» WORK TO COMPLETE
Whenever the word "JSON" turns up in a line of the data below, copy that line.

» INFORMATION SHOWN
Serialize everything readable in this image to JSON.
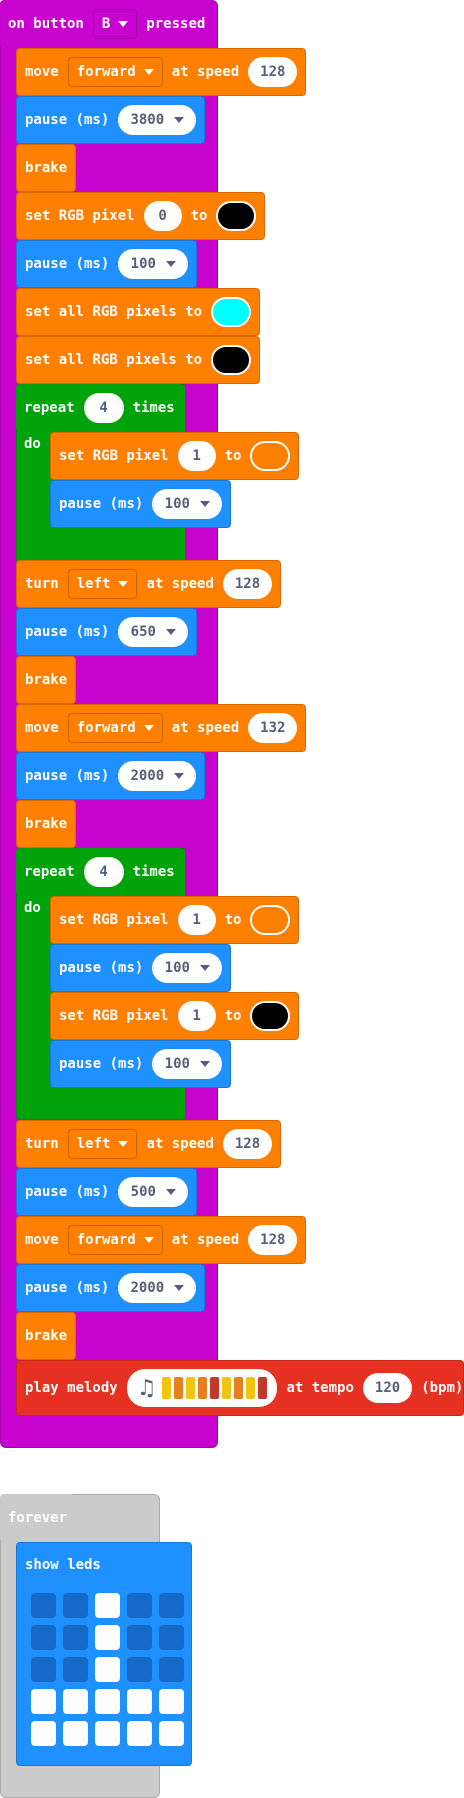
{
  "event": {
    "prefix": "on button",
    "button": "B",
    "suffix": "pressed"
  },
  "blocks": {
    "b1": {
      "label": "move",
      "dir": "forward",
      "mid": "at speed",
      "speed": "128"
    },
    "b2": {
      "label": "pause (ms)",
      "value": "3800"
    },
    "b3": {
      "label": "brake"
    },
    "b4": {
      "label": "set RGB pixel",
      "index": "0",
      "to": "to",
      "color": "#000000"
    },
    "b5": {
      "label": "pause (ms)",
      "value": "100"
    },
    "b6": {
      "label": "set all RGB pixels to",
      "color": "#00ffff"
    },
    "b7": {
      "label": "set all RGB pixels to",
      "color": "#000000"
    },
    "r1": {
      "label": "repeat",
      "count": "4",
      "suffix": "times",
      "do": "do"
    },
    "r1a": {
      "label": "set RGB pixel",
      "index": "1",
      "to": "to",
      "color": "#ff8000"
    },
    "r1b": {
      "label": "pause (ms)",
      "value": "100"
    },
    "b8": {
      "label": "turn",
      "dir": "left",
      "mid": "at speed",
      "speed": "128"
    },
    "b9": {
      "label": "pause (ms)",
      "value": "650"
    },
    "b10": {
      "label": "brake"
    },
    "b11": {
      "label": "move",
      "dir": "forward",
      "mid": "at speed",
      "speed": "132"
    },
    "b12": {
      "label": "pause (ms)",
      "value": "2000"
    },
    "b13": {
      "label": "brake"
    },
    "r2": {
      "label": "repeat",
      "count": "4",
      "suffix": "times",
      "do": "do"
    },
    "r2a": {
      "label": "set RGB pixel",
      "index": "1",
      "to": "to",
      "color": "#ff8000"
    },
    "r2b": {
      "label": "pause (ms)",
      "value": "100"
    },
    "r2c": {
      "label": "set RGB pixel",
      "index": "1",
      "to": "to",
      "color": "#000000"
    },
    "r2d": {
      "label": "pause (ms)",
      "value": "100"
    },
    "b14": {
      "label": "turn",
      "dir": "left",
      "mid": "at speed",
      "speed": "128"
    },
    "b15": {
      "label": "pause (ms)",
      "value": "500"
    },
    "b16": {
      "label": "move",
      "dir": "forward",
      "mid": "at speed",
      "speed": "128"
    },
    "b17": {
      "label": "pause (ms)",
      "value": "2000"
    },
    "b18": {
      "label": "brake"
    },
    "b19": {
      "label": "play melody",
      "mid": "at tempo",
      "tempo": "120",
      "suffix": "(bpm)",
      "notes": [
        "#f1c40f",
        "#e67e22",
        "#f1c40f",
        "#e67e22",
        "#c0392b",
        "#f1c40f",
        "#e67e22",
        "#f1c40f",
        "#c0392b"
      ]
    }
  },
  "forever": {
    "label": "forever",
    "leds_label": "show leds",
    "leds": [
      [
        0,
        0,
        1,
        0,
        0
      ],
      [
        0,
        0,
        1,
        0,
        0
      ],
      [
        0,
        0,
        1,
        0,
        0
      ],
      [
        1,
        1,
        1,
        1,
        1
      ],
      [
        1,
        1,
        1,
        1,
        1
      ]
    ]
  }
}
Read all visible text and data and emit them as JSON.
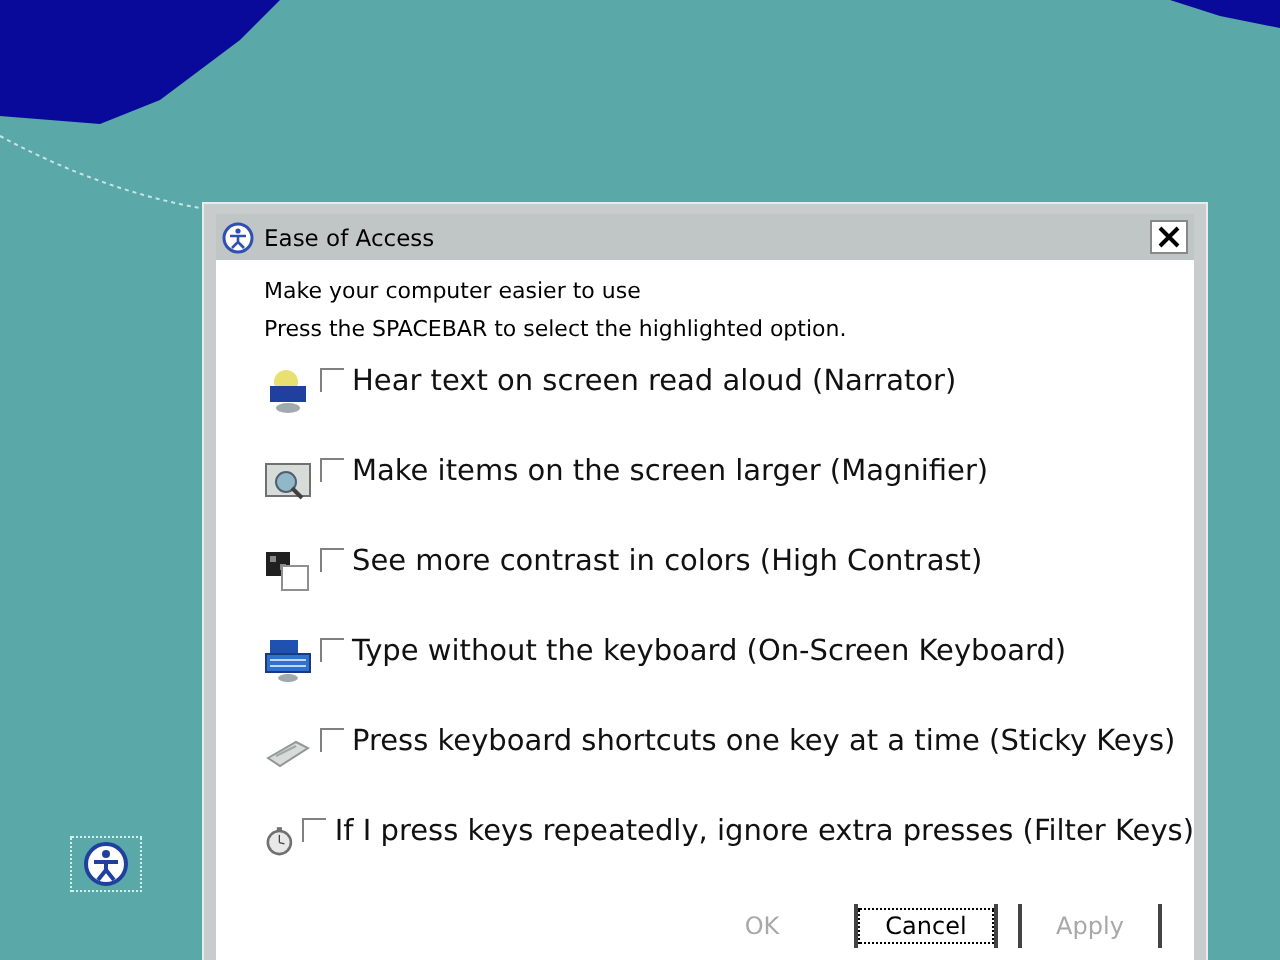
{
  "window": {
    "title": "Ease of Access"
  },
  "intro": [
    "Make your computer easier to use",
    "Press the SPACEBAR to select the highlighted option."
  ],
  "options": [
    {
      "label": "Hear text on screen read aloud (Narrator)",
      "checked": false
    },
    {
      "label": "Make items on the screen larger (Magnifier)",
      "checked": false
    },
    {
      "label": "See more contrast in colors (High Contrast)",
      "checked": false
    },
    {
      "label": "Type without the keyboard (On-Screen Keyboard)",
      "checked": false
    },
    {
      "label": "Press keyboard shortcuts one key at a time (Sticky Keys)",
      "checked": false
    },
    {
      "label": "If I press keys repeatedly, ignore extra presses (Filter Keys)",
      "checked": false
    }
  ],
  "buttons": [
    {
      "label": "OK",
      "disabled": true,
      "focused": false
    },
    {
      "label": "Cancel",
      "disabled": false,
      "focused": true
    },
    {
      "label": "Apply",
      "disabled": true,
      "focused": false
    }
  ]
}
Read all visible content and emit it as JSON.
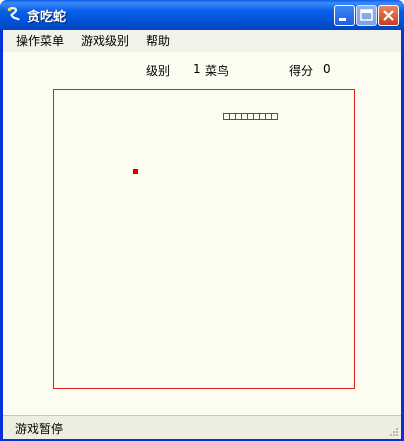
{
  "window": {
    "title": "贪吃蛇",
    "buttons": [
      "minimize-button",
      "maximize-button",
      "close-button"
    ]
  },
  "menu": {
    "items": [
      "操作菜单",
      "游戏级别",
      "帮助"
    ]
  },
  "info": {
    "level_label": "级别",
    "level_value": "1",
    "level_name": "菜鸟",
    "score_label": "得分",
    "score_value": "0"
  },
  "game": {
    "snake_length": 9,
    "snake_color": "#1f7a1f",
    "food_color": "#d40000",
    "border_color": "#e02020"
  },
  "status": {
    "text": "游戏暂停"
  },
  "colors": {
    "window_bg": "#fcfcf0",
    "title_blue": "#0a60ea"
  }
}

» REPLY
Serialize everything readable in this image to JSON.
Read all visible text and data and emit them as JSON.
Read all visible content and emit it as JSON.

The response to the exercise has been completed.